Poisons used to control animal pests are also called vertebrate toxic agents or VTAs. They include brodifacoum, cyanide and 1080 which are the main vertebrate toxic agents used in New Zealand to kill possums and other pests. Product labels give clear directions on use and these must be followed. There are also requirements for signage in areas where poisons have been laid.
Labels say whether the poison may be laid free (meaning that it’s not inside a bait station) or must be in bait stations. Brodifacoum used commercially for possum control must be laid in a bait station and can only be dropped from the air on islands. Some of these poisons, including brodifacoum and similar chemicals such as bromodialone and flucoumafen, are also available in small pack sizes for unrestricted sale to the public for rodent control and must be used in bait stations.

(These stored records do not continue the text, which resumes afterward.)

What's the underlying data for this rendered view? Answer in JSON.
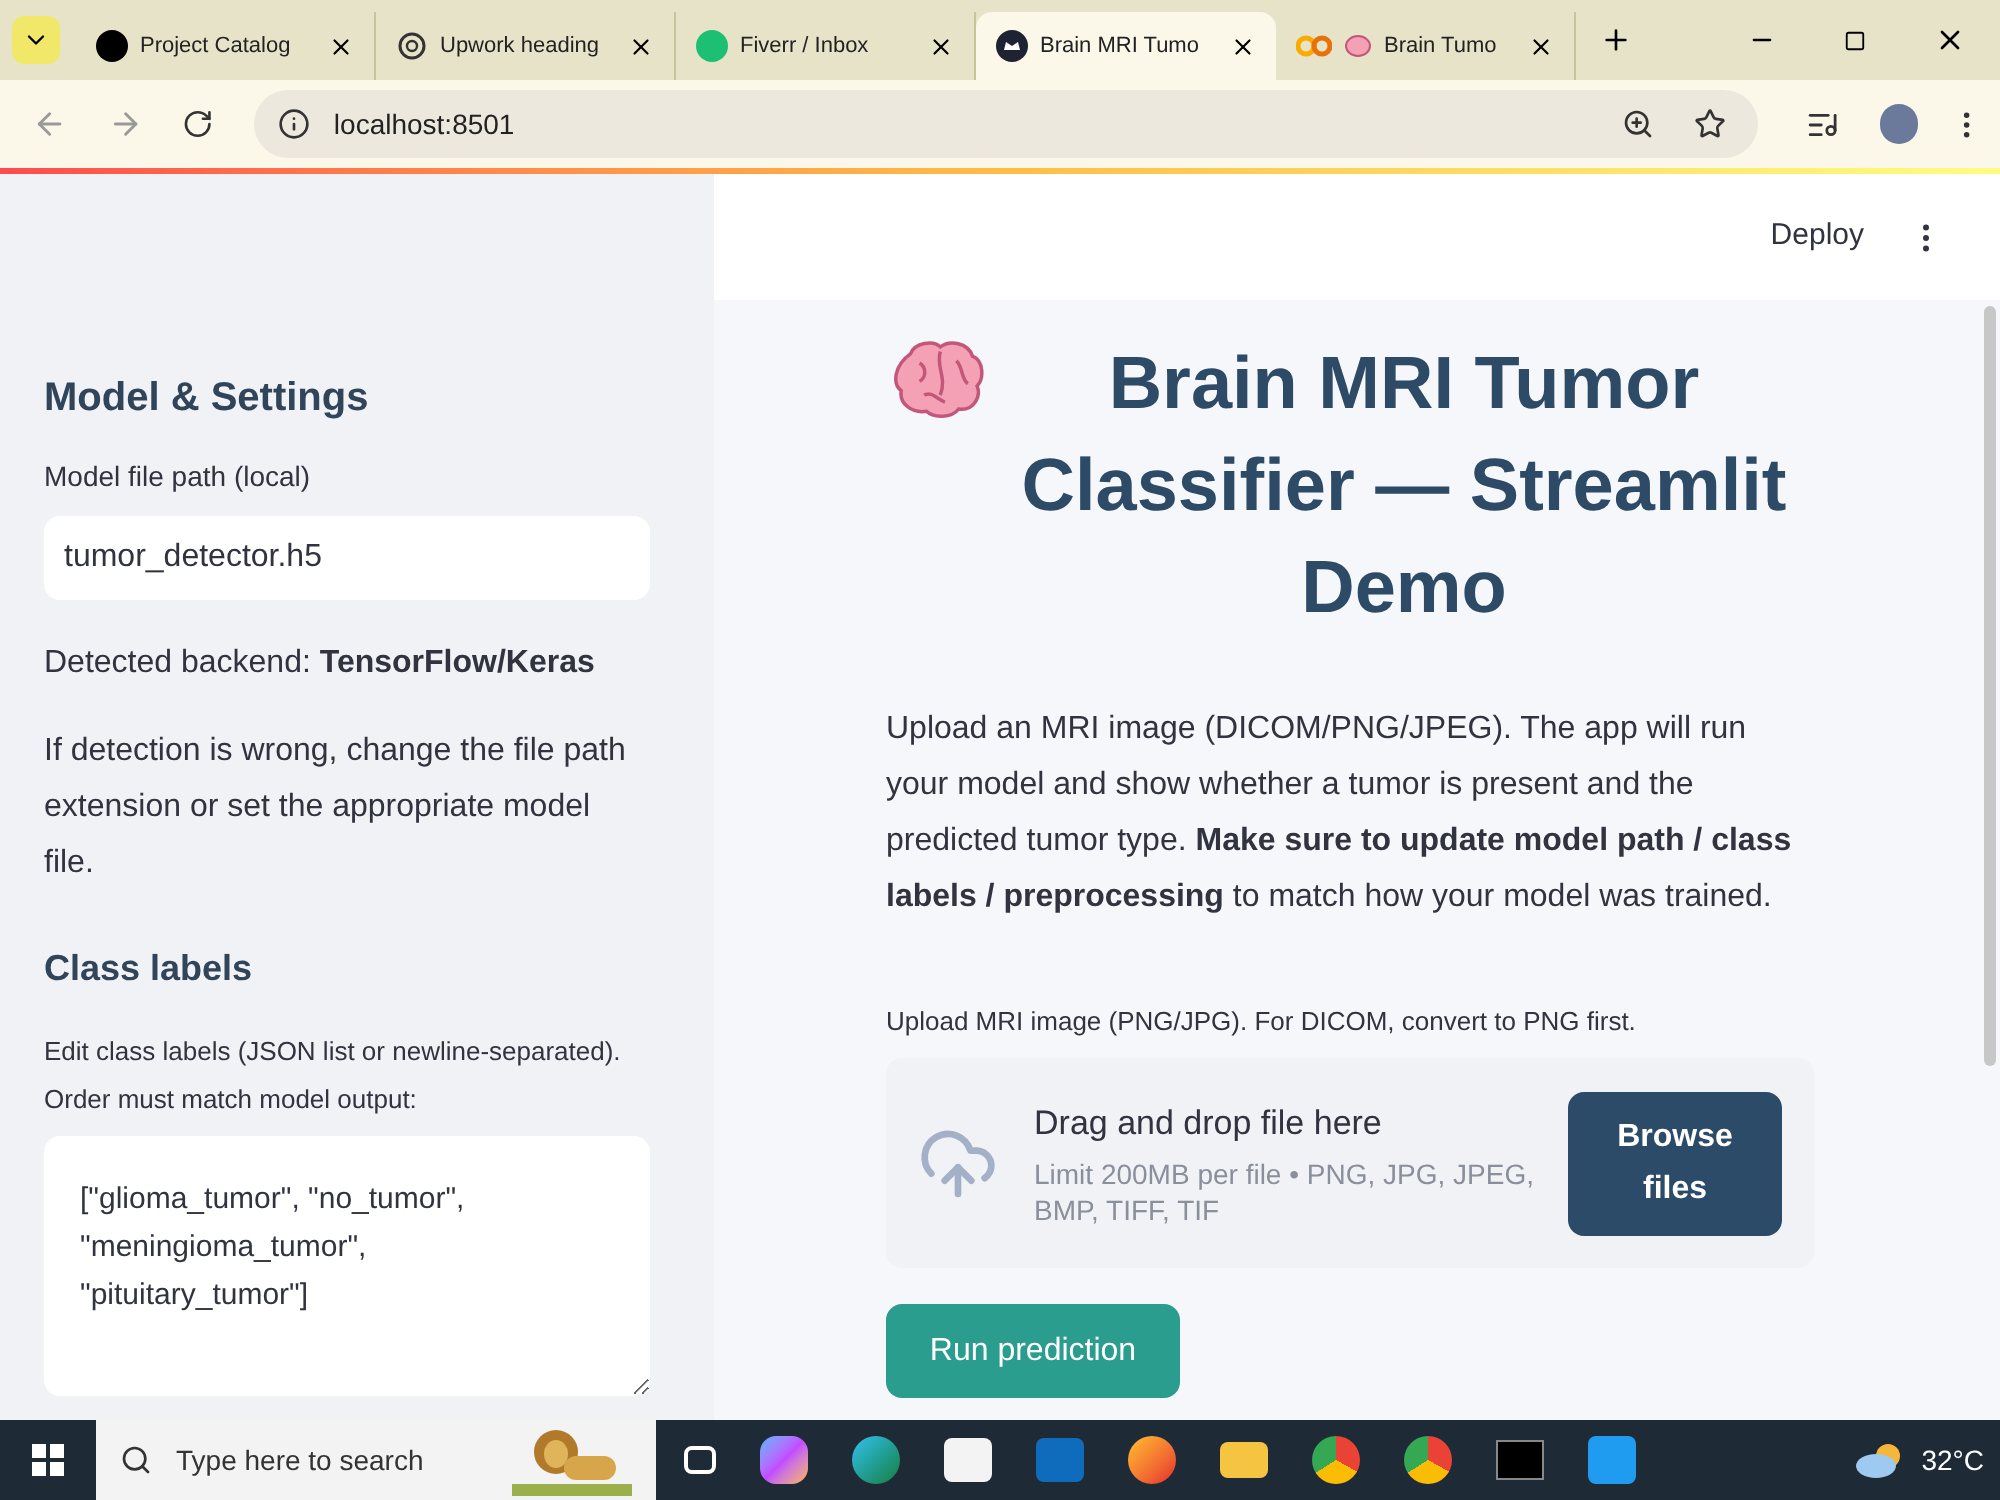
{
  "browser": {
    "tabs": [
      {
        "title": "Project Catalog",
        "selected": false
      },
      {
        "title": "Upwork heading",
        "selected": false
      },
      {
        "title": "Fiverr / Inbox",
        "selected": false
      },
      {
        "title": "Brain MRI Tumo",
        "selected": true
      },
      {
        "title": "Brain Tumo",
        "selected": false
      }
    ],
    "url": "localhost:8501"
  },
  "sidebar": {
    "heading": "Model & Settings",
    "model_path": {
      "label": "Model file path (local)",
      "value": "tumor_detector.h5"
    },
    "backend_text": "Detected backend: **TensorFlow/Keras**",
    "hint": "If detection is wrong, change the file path extension or set the appropriate model file.",
    "class_heading": "Class labels",
    "class_labels": {
      "label": "Edit class labels (JSON list or newline-separated). Order must match model output:",
      "value": "[\"glioma_tumor\", \"no_tumor\",\n\"meningioma_tumor\",\n\"pituitary_tumor\"]"
    }
  },
  "header": {
    "deploy": "Deploy"
  },
  "main": {
    "title": "Brain MRI Tumor Classifier — Streamlit Demo",
    "intro": "Upload an MRI image (DICOM/PNG/JPEG). The app will run your model and show whether a tumor is present and the predicted tumor type. **Make sure to update model path / class labels / preprocessing** to match how your model was trained.",
    "upload_label": "Upload MRI image (PNG/JPG). For DICOM, convert to PNG first.",
    "dropzone": {
      "title": "Drag and drop file here",
      "limits": "Limit 200MB per file • PNG, JPG, JPEG, BMP, TIFF, TIF",
      "button": "Browse files"
    },
    "run_button": "Run prediction"
  },
  "taskbar": {
    "search_placeholder": "Type here to search",
    "weather": "32°C"
  }
}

The way poisons are laid or the type of baits used mean that only the target pest animals should be able to easily access and eat the poison. Wild pigs occasionally get access to baits but more often scavenge on poisoned dead or dying possums or rodents and are exposed to (and can accumulate) the toxin. Each poison persists in animals for varying times. Brodifacoum lasts many months or even years in wild pigs and other animals that have eaten some of the poison (but not enough to kill them). It doesn’t break down when the meat is cooked – it is for this reason that MPI recommends not eating the offal of wild animals. On the other hand, 1080 is very soluble in water and is leached out of baits with rainfall, and very quickly degrades in the open and in the animal.
Hunting of wild animals for commercial trade is tightly controlled in New Zealand to ensure that meat produced from wild animals meets human consumption standards, which include residue requirements. As an added safety measure, wild animals that go to a game processor always have the offal condemned because some poisons can concentrate in internal organs. Hunters are required to know where and when poisons are laid and to provide evidence that the areas they hunted in did not have poisons laid.
Recreational hunters should also ensure that they know if the area they are hunting in has had poisons laid and, if so, avoid hunting there. There is an unknown risk of toxic residues in wild animals caught or shot in areas where poison baits have been laid. No assurances can be given for the safety or suitability for consumption of wild animals caught as part of recreational catch in risk areas.
Although there are no known cases of ill health directly linked to eating wild animal meat contaminated with poisons, residues of some poisons have been found in the offal of culled wild pigs and may pose a potentially serious food safety risk in recreationally-hunted wild animals. You should also be aware that recreational catch meat has not been subjected to any hygiene or processing standards, control or inspections.
Recreational hunters should take note of signage, and follow caution periods and buffer zones. Our advice is to discard offal and not eat it or feed it to dogs or other animals. There is advice on these and other aspects of hunting food safety in the booklet ‘Food safety for recreational hunters’ and in the accompanying wild food safety DVD.
The risk of a farm animal eating poison, then being slaughtered for food before the residues have depleted to undetectable levels is extremely low. Poison product labels clearly state how and where the product can be used. Labels include directions on placement of the poison and stock management to ensure that animals have no access to the poison. In addition, any unhealthy animal sent to a meat works is inspected by a veterinarian and would not get slaughtered for meat. None of our tests of meat from commercially farmed animals has detected any residues of vertebrate toxic agents.
There are food safety requirements around the use of commercially-hunted animals in pet food. As with food for humans, pet food for sale must be fit for purpose and there are requirements for both hunters and pet food processors.
For recreationally hunted game, no guarantees can be given about the safety of wild animals used as pet food. Dogs in particular are very susceptible to 1080 poisoning and pets/working animals should not be fed meat from wild animals that may have been exposed to this or any other poison.
MPI operates poison testing programmes on carcasses from wild animal processing premises and hunters must supply evidence as to wild animal procurement to these premises. If a certified supplier is found to have supplied wild animals contaminated with poisons, or they have not complied with procurement requirements, they may be removed from the list of Certified Suppliers. In addition, their name may go on the National Residue Surveillance List so that any product they supply in future will be intensely tested. They could also face prosecution. Recreational hunting is not regulated so there is no residue testing requirement in place for recreational catch.
If you, your family or pets/working dogs are eating meat from wild animals you should make sure that you are hunting in an area where poisons have not been laid. If you hunt on private property you should check with the owner of the property if any poisons have been laid. If so, avoid hunting in that area because animals that have been exposed to poisons can travel for some distance and may not display any effects of the poison for some time after exposure. If you hunt on Crown land, check the current DoC Pesticides Summary to see if any poisons have been laid. As an added margin of safety, you are also advised to discard all offal from wild animals and not to feed it to dogs or other animals.